Tomorrow morning, I shall bid my seventeen-year-old son farewell as he travels to another city to begin his undergraduate studies. These past weeks, as friends have learnt of his move, many have peered me and asked, ‘How are you doing?’
‘I’m fine,’ I bravely reply. ‘I feel that this is the best opportunity for his future.’
There are moments when nostalgia seizes me and tears threaten, but intellectually, rationally, I believe the time is right for him to leave home and experience the wider world.
It made me reflect on a vastly different farewell that I have been writing about. Remember the Sri Lankan asylum seeker I wrote about previously? Let’s call him Suthan. His father was killed in 1989 and his older brother disappeared in 1995.
In Suthan’s words, this is how it happened: My mother was very sad so she decided to send me away. She knew very well that I wouldn’t join the Tamil Tigers because I am not interested at all; I was a frightened boy. But my mother wanted to keep me safe, so she decided to send me to another country. I didn’t want to go; I really felt like shit.

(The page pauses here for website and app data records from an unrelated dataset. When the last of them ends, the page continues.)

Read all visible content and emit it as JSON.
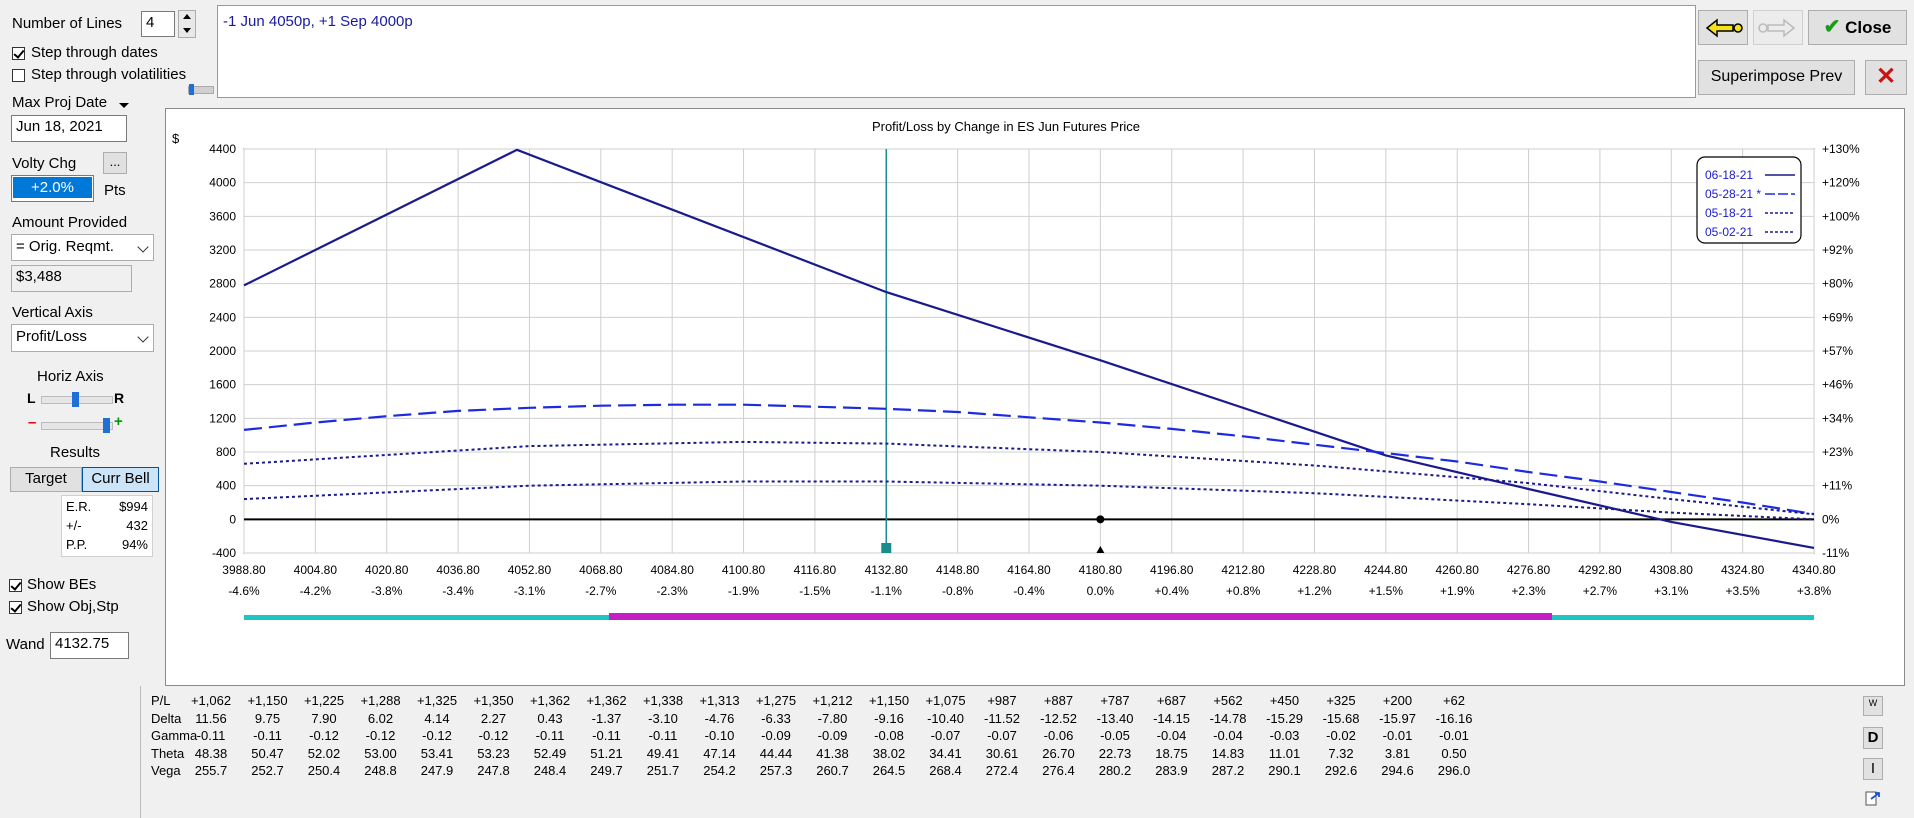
{
  "controls": {
    "number_of_lines_label": "Number of Lines",
    "number_of_lines_value": "4",
    "step_through_dates": "Step through dates",
    "step_through_volatilities": "Step through volatilities",
    "max_proj_date_label": "Max Proj Date",
    "max_proj_date_value": "Jun 18, 2021",
    "volty_chg_label": "Volty Chg",
    "volty_chg_value": "+2.0%",
    "volty_more": "...",
    "pts_label": "Pts",
    "amount_provided_label": "Amount Provided",
    "amount_provided_value": "= Orig. Reqmt.",
    "amount_value": "$3,488",
    "vertical_axis_label": "Vertical Axis",
    "vertical_axis_value": "Profit/Loss",
    "horiz_axis_label": "Horiz Axis",
    "slider_l": "L",
    "slider_r": "R",
    "slider_minus": "–",
    "slider_plus": "+",
    "results_label": "Results",
    "target_button": "Target",
    "curr_bell_button": "Curr Bell",
    "er_label": "E.R.",
    "er_value": "$994",
    "pm_label": "+/-",
    "pm_value": "432",
    "pp_label": "P.P.",
    "pp_value": "94%",
    "show_bes": "Show BEs",
    "show_obj_stp": "Show Obj,Stp",
    "wand_label": "Wand",
    "wand_value": "4132.75"
  },
  "position_text": "-1 Jun 4050p, +1 Sep 4000p",
  "toolbar": {
    "close_label": "Close",
    "superimpose_label": "Superimpose Prev"
  },
  "colors": {
    "line": "#1a1a8c",
    "dashed": "#1d2be0",
    "cursor": "#1a8c8c",
    "band_teal": "#1fc4c4",
    "band_magenta": "#c41fc4"
  },
  "chart_data": {
    "type": "line",
    "title": "Profit/Loss by Change in ES Jun Futures Price",
    "ylabel": "$",
    "ylim": [
      -400,
      4400
    ],
    "yticks": [
      4400,
      4000,
      3600,
      3200,
      2800,
      2400,
      2000,
      1600,
      1200,
      800,
      400,
      0,
      -400
    ],
    "right_ticks": [
      "+130%",
      "+120%",
      "+100%",
      "+92%",
      "+80%",
      "+69%",
      "+57%",
      "+46%",
      "+34%",
      "+23%",
      "+11%",
      "0%",
      "-11%"
    ],
    "x_ticks": [
      "3988.80",
      "4004.80",
      "4020.80",
      "4036.80",
      "4052.80",
      "4068.80",
      "4084.80",
      "4100.80",
      "4116.80",
      "4132.80",
      "4148.80",
      "4164.80",
      "4180.80",
      "4196.80",
      "4212.80",
      "4228.80",
      "4244.80",
      "4260.80",
      "4276.80",
      "4292.80",
      "4308.80",
      "4324.80",
      "4340.80"
    ],
    "x_pct": [
      "-4.6%",
      "-4.2%",
      "-3.8%",
      "-3.4%",
      "-3.1%",
      "-2.7%",
      "-2.3%",
      "-1.9%",
      "-1.5%",
      "-1.1%",
      "-0.8%",
      "-0.4%",
      "0.0%",
      "+0.4%",
      "+0.8%",
      "+1.2%",
      "+1.5%",
      "+1.9%",
      "+2.3%",
      "+2.7%",
      "+3.1%",
      "+3.5%",
      "+3.8%"
    ],
    "xlim": [
      3988.8,
      4340.8
    ],
    "cursor_x": 4132.8,
    "current_x": 4180.8,
    "series": [
      {
        "name": "06-18-21",
        "style": "solid",
        "x": [
          3988.8,
          4050,
          4132.8,
          4180.8,
          4244.8,
          4276.8,
          4308.8,
          4340.8
        ],
        "values": [
          2780,
          4390,
          2700,
          1890,
          760,
          360,
          -30,
          -340
        ]
      },
      {
        "name": "05-28-21",
        "legend_label": "05-28-21 *",
        "style": "longdash",
        "x": [
          3988.8,
          4004.8,
          4020.8,
          4036.8,
          4052.8,
          4068.8,
          4084.8,
          4100.8,
          4116.8,
          4132.8,
          4148.8,
          4164.8,
          4180.8,
          4196.8,
          4212.8,
          4228.8,
          4244.8,
          4260.8,
          4276.8,
          4292.8,
          4308.8,
          4324.8,
          4340.8
        ],
        "values": [
          1062,
          1150,
          1225,
          1288,
          1325,
          1350,
          1362,
          1362,
          1338,
          1313,
          1275,
          1212,
          1150,
          1075,
          987,
          887,
          787,
          687,
          562,
          450,
          325,
          200,
          62
        ]
      },
      {
        "name": "05-18-21",
        "style": "dotted",
        "x": [
          3988.8,
          4052.8,
          4100.8,
          4132.8,
          4180.8,
          4228.8,
          4276.8,
          4308.8,
          4340.8
        ],
        "values": [
          660,
          870,
          920,
          900,
          800,
          640,
          430,
          240,
          60
        ]
      },
      {
        "name": "05-02-21",
        "style": "dotted",
        "x": [
          3988.8,
          4052.8,
          4100.8,
          4132.8,
          4180.8,
          4228.8,
          4276.8,
          4308.8,
          4340.8
        ],
        "values": [
          240,
          400,
          450,
          450,
          400,
          310,
          180,
          80,
          0
        ]
      }
    ]
  },
  "table": {
    "row_labels": [
      "P/L",
      "Delta",
      "Gamma",
      "Theta",
      "Vega"
    ],
    "rows": [
      [
        "+1,062",
        "+1,150",
        "+1,225",
        "+1,288",
        "+1,325",
        "+1,350",
        "+1,362",
        "+1,362",
        "+1,338",
        "+1,313",
        "+1,275",
        "+1,212",
        "+1,150",
        "+1,075",
        "+987",
        "+887",
        "+787",
        "+687",
        "+562",
        "+450",
        "+325",
        "+200",
        "+62"
      ],
      [
        "11.56",
        "9.75",
        "7.90",
        "6.02",
        "4.14",
        "2.27",
        "0.43",
        "-1.37",
        "-3.10",
        "-4.76",
        "-6.33",
        "-7.80",
        "-9.16",
        "-10.40",
        "-11.52",
        "-12.52",
        "-13.40",
        "-14.15",
        "-14.78",
        "-15.29",
        "-15.68",
        "-15.97",
        "-16.16"
      ],
      [
        "-0.11",
        "-0.11",
        "-0.12",
        "-0.12",
        "-0.12",
        "-0.12",
        "-0.11",
        "-0.11",
        "-0.11",
        "-0.10",
        "-0.09",
        "-0.09",
        "-0.08",
        "-0.07",
        "-0.07",
        "-0.06",
        "-0.05",
        "-0.04",
        "-0.04",
        "-0.03",
        "-0.02",
        "-0.01",
        "-0.01"
      ],
      [
        "48.38",
        "50.47",
        "52.02",
        "53.00",
        "53.41",
        "53.23",
        "52.49",
        "51.21",
        "49.41",
        "47.14",
        "44.44",
        "41.38",
        "38.02",
        "34.41",
        "30.61",
        "26.70",
        "22.73",
        "18.75",
        "14.83",
        "11.01",
        "7.32",
        "3.81",
        "0.50"
      ],
      [
        "255.7",
        "252.7",
        "250.4",
        "248.8",
        "247.9",
        "247.8",
        "248.4",
        "249.7",
        "251.7",
        "254.2",
        "257.3",
        "260.7",
        "264.5",
        "268.4",
        "272.4",
        "276.4",
        "280.2",
        "283.9",
        "287.2",
        "290.1",
        "292.6",
        "294.6",
        "296.0"
      ]
    ],
    "side_w": "W",
    "side_d": "D",
    "side_i": "I"
  }
}
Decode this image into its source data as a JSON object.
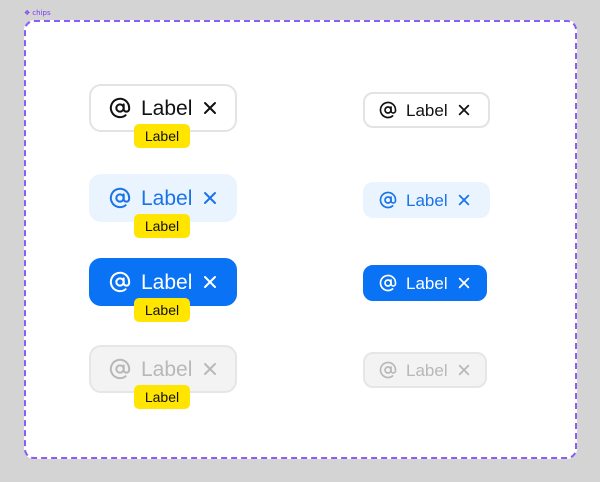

For one month I couldn’t cope.
What, you may ask, compelled Suthan’s mother to surrender her only remaining son, and an exorbitant sum of money, to people smugglers? The only answer, in my mind, is that the alternative was worse.
Indeed, in 1995, in Sri Lanka, it was very dangerous to be a young Tamil male – a potential recruit to the Tamil Tigers and a deadly threat to the predominantly Singhalese army. Therefore, Suthan’s mother sent him away even though he was only nineteen and there were no guarantees, no certainties. She was buying hope and the chance, however tenuous, that her son will survive.
I used to see migrants as different to refugees. I am writing a story about them, not about me. But more and more, I see it as a spectrum, with the forced migration of refugees on one end and my voluntary migration on the other.
But the commonality is that we move because we hope for better things. It is only human to act on hope.